Line Parameter Estimation
Overhead transmission lines’ parameters are of great importance to the normal operation of the power system. The inaccuracy of the parameters of transmission lines will result in negative impact on the analysis of the power system, such as the power flow calculation, short circuit calculation, fault analysis, relay settings, fault location and so on. It will also affect the operating mode selection. It can be seen that acquiring accurate parameters of transmission lines is crucial. Traditionally the line parameters are measured off-line. However there might have large difference between the offline and on-line parameters due to operating temperature, skin effect of the current and other factors (weather, environment and geography). Moreover, off-line measuring approach needs several kinds of meters and usually complex wiring. Therefore, on-line parameter identification gains great interests, especially after the advent of WAMS The synchrophasor technology opens a new path to on-line parameter identification. There is a quickly increase in the number of PMU commissioned in power grid. Deployment of WAMS makes PMU data based on-line parameter identification of overhead transmission lines becomes possible. It should be pointed out that accurate on-line parameter identification is good not only for the operating calculation (power flow, fault analysis and so on), but also for early warning of abnormal operating condition. Conductor sag of overhead transmission lines is one of the root reasons of faults. If the conductor sag can not be identified in early stage, then the transmission line might be lower enough to touch trees and get grounding fault. Conductor sag might happen due to overload, wind, ice-coating of the transmission line, etc.

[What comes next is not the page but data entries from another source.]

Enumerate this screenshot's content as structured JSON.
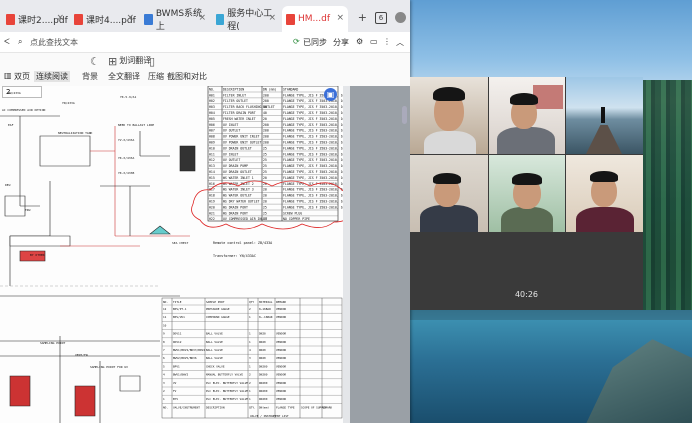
{
  "tabs": [
    {
      "label": "课时2....pdf",
      "icon": "pdf-icon"
    },
    {
      "label": "课时4....pdf",
      "icon": "pdf-icon"
    },
    {
      "label": "BWMS系统上",
      "icon": "web-icon"
    },
    {
      "label": "服务中心工程(",
      "icon": "service-icon"
    },
    {
      "label": "HM...df",
      "icon": "pdf-icon"
    }
  ],
  "tab_close": "×",
  "tab_new": "+",
  "tab_count_badge": "6",
  "toolbar": {
    "search_placeholder": "点此查找文本",
    "sync_label": "已同步",
    "share_label": "分享"
  },
  "tools": {
    "scroll_label": "划词翻译",
    "single_page": "双页",
    "continuous": "连续阅读",
    "background": "背景",
    "full_translate": "全文翻译",
    "compress": "压缩",
    "screenshot_compare": "截图和对比"
  },
  "page_number": "2",
  "cad": {
    "left_labels": [
      "YN/433A",
      "YK-5-9/A1",
      "DW/433A",
      "NEED TO BALLAST LINE",
      "YV-X/433A",
      "YK-X/433A",
      "YK-X/433B",
      "NEUTRALIZATION TANK",
      "EAF",
      "SEA CHEST",
      "AC COMPRESSED AIR OPTION",
      "SAMPLING POINT",
      "VENT/FW",
      "TRU",
      "DEU",
      "BY OTHER",
      "SAMPLING POINT FOR UV"
    ],
    "table_headers": [
      "NO.",
      "DESCRIPTION",
      "DN (mm)",
      "STANDARD"
    ],
    "table_rows": [
      [
        "H01",
        "FILTER INLET",
        "200",
        "FLANGE TYPE, JIS F 3503-2010, 10K"
      ],
      [
        "H02",
        "FILTER OUTLET",
        "200",
        "FLANGE TYPE, JIS F 3503-2010, 10K"
      ],
      [
        "H03",
        "FILTER BACK FLUSHING OUTLET",
        "50",
        "FLANGE TYPE, JIS F 3503-2010, 10K"
      ],
      [
        "H04",
        "FILTER DRAIN PORT",
        "40",
        "FLANGE TYPE, JIS F 3503-2010, 10K"
      ],
      [
        "H05",
        "FRESH WATER INLET",
        "20",
        "FLANGE TYPE, JIS F 3503-2010, 10K"
      ],
      [
        "H06",
        "UV INLET",
        "200",
        "FLANGE TYPE, JIS F 3503-2010, 10K"
      ],
      [
        "H07",
        "UV OUTLET",
        "200",
        "FLANGE TYPE, JIS F 3503-2010, 10K"
      ],
      [
        "H08",
        "UV POWER UNIT INLET",
        "200",
        "FLANGE TYPE, JIS F 3503-2010, 10K"
      ],
      [
        "H09",
        "UV POWER UNIT OUTLET",
        "200",
        "FLANGE TYPE, JIS F 3503-2010, 10K"
      ],
      [
        "H10",
        "UV DRAIN OUTLET",
        "25",
        "FLANGE TYPE, JIS F 3503-2010, 10K"
      ],
      [
        "H11",
        "UV INLET",
        "25",
        "FLANGE TYPE, JIS F 3503-2010, 10K"
      ],
      [
        "H12",
        "UV OUTLET",
        "25",
        "FLANGE TYPE, JIS F 3503-2010, 10K"
      ],
      [
        "H13",
        "UV DRAIN PUMP",
        "25",
        "FLANGE TYPE, JIS F 3503-2010, 10K"
      ],
      [
        "H14",
        "UV DRAIN OUTLET",
        "25",
        "FLANGE TYPE, JIS F 3503-2010, 10K"
      ],
      [
        "H15",
        "WS WATER INLET 1",
        "20",
        "FLANGE TYPE, JIS F 3503-2010, 10K"
      ],
      [
        "H16",
        "WS WATER INLET 2",
        "20",
        "FLANGE TYPE, JIS F 3503-2010, 10K"
      ],
      [
        "H17",
        "WS WATER INLET 3",
        "20",
        "FLANGE TYPE, JIS F 3503-2010, 10K"
      ],
      [
        "H18",
        "WS WATER OUTLET",
        "20",
        "FLANGE TYPE, JIS F 3503-2010, 10K"
      ],
      [
        "H19",
        "WS DRY WATER OUTLET",
        "20",
        "FLANGE TYPE, JIS F 3503-2010, 10K"
      ],
      [
        "H20",
        "WS DRAIN PORT",
        "25",
        "FLANGE TYPE, JIS F 3503-2010, 10K"
      ],
      [
        "H21",
        "WS DRAIN PORT",
        "25",
        "SCREW PLUG"
      ],
      [
        "H22",
        "UV COMPRESSED AIR INLET",
        "10",
        "NO COPPER PIPE"
      ]
    ],
    "remote_panel": "Remote control panel: ZB/433A",
    "transformer": "Transformer: YN/433AC",
    "bom_headers": [
      "NO.",
      "TITLE",
      "SAMPLE PORT",
      "QTY",
      "MATERIAL",
      "REMARK"
    ],
    "bom_rows": [
      [
        "12",
        "BPS/PT-1",
        "PRESSURE GAUGE",
        "2",
        "0~16BAR",
        "VENDOR"
      ],
      [
        "11",
        "BPS/UV1",
        "COMPOUND GAUGE",
        "1",
        "0~-16BAR",
        "VENDOR"
      ],
      [
        "10",
        "",
        "",
        "",
        "",
        ""
      ],
      [
        "9",
        "DDV11",
        "BALL VALVE",
        "1",
        "DN20",
        "VENDOR"
      ],
      [
        "8",
        "DDV12",
        "BALL VALVE",
        "1",
        "DN20",
        "VENDOR"
      ],
      [
        "7",
        "BWV1/BDV2/BDV3/BDV4",
        "BALL VALVE",
        "4",
        "DN20",
        "VENDOR"
      ],
      [
        "6",
        "BWV2/BDV5/BDV6",
        "BALL VALVE",
        "3",
        "DN20",
        "VENDOR"
      ],
      [
        "5",
        "BPV1",
        "CHECK VALVE",
        "1",
        "DN200",
        "VENDOR"
      ],
      [
        "4",
        "BWV1/BWV2",
        "MANUAL BUTTERFLY VALVE",
        "2",
        "DN200",
        "VENDOR"
      ],
      [
        "3",
        "VV",
        "PLC ELEC. BUTTERFLY VALVE",
        "2",
        "DN200",
        "VENDOR"
      ],
      [
        "2",
        "FV",
        "PLC ELEC. BUTTERFLY VALVE",
        "1",
        "DN200",
        "VENDOR"
      ],
      [
        "1",
        "BYV",
        "PLC ELEC. BUTTERFLY VALVE",
        "1",
        "DN200",
        "VENDOR"
      ]
    ],
    "bom_footer": [
      "NO.",
      "VALVE/INSTRUMENT",
      "DESCRIPTION",
      "QTY.",
      "DN(mm)",
      "FLANGE TYPE",
      "SCOPE OF SUPPLY",
      "REMARK"
    ],
    "bom_caption": "VALVE / INSTRUMENT LIST"
  },
  "call": {
    "timer": "40:26"
  }
}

Equipment Problem Detection
Detecting equipment problems early can prevent unplanned outages due to equipment failures. Equipment failures can cause customer outages, costly equipment replacement, and can even damage other equipment. Inspections, diagnostic tests, time-based maintenance, condition-based maintenance, repairs, minor overhauls, major overhauls, and even long-term lay-up are planned and scheduled at times that are least costly to the overall grid. Transmission owners strive to anticipate and prevent equipment failures and schedule equipment replacement or upgrades on a wellmanaged, non-emergency, safe, and cost-effective basis. Synchrophasor technology enhances the capability to detect and diagnose failing and malfunctioning equipment, allowing for replacement during planned outages. Traditional SCADA, monitoring at four second sampling rates, cannot detect many of the data variations that indicate problems. PMUs’ faster reporting rates make it possible to observe and analyze grid events and the condition of grid equipment in unprecedented detail. A number of project participants have identified incipient failures using synchrophasor data and been able to schedule orderly replacement of the problem equipment, avoiding or minimizing customer outages.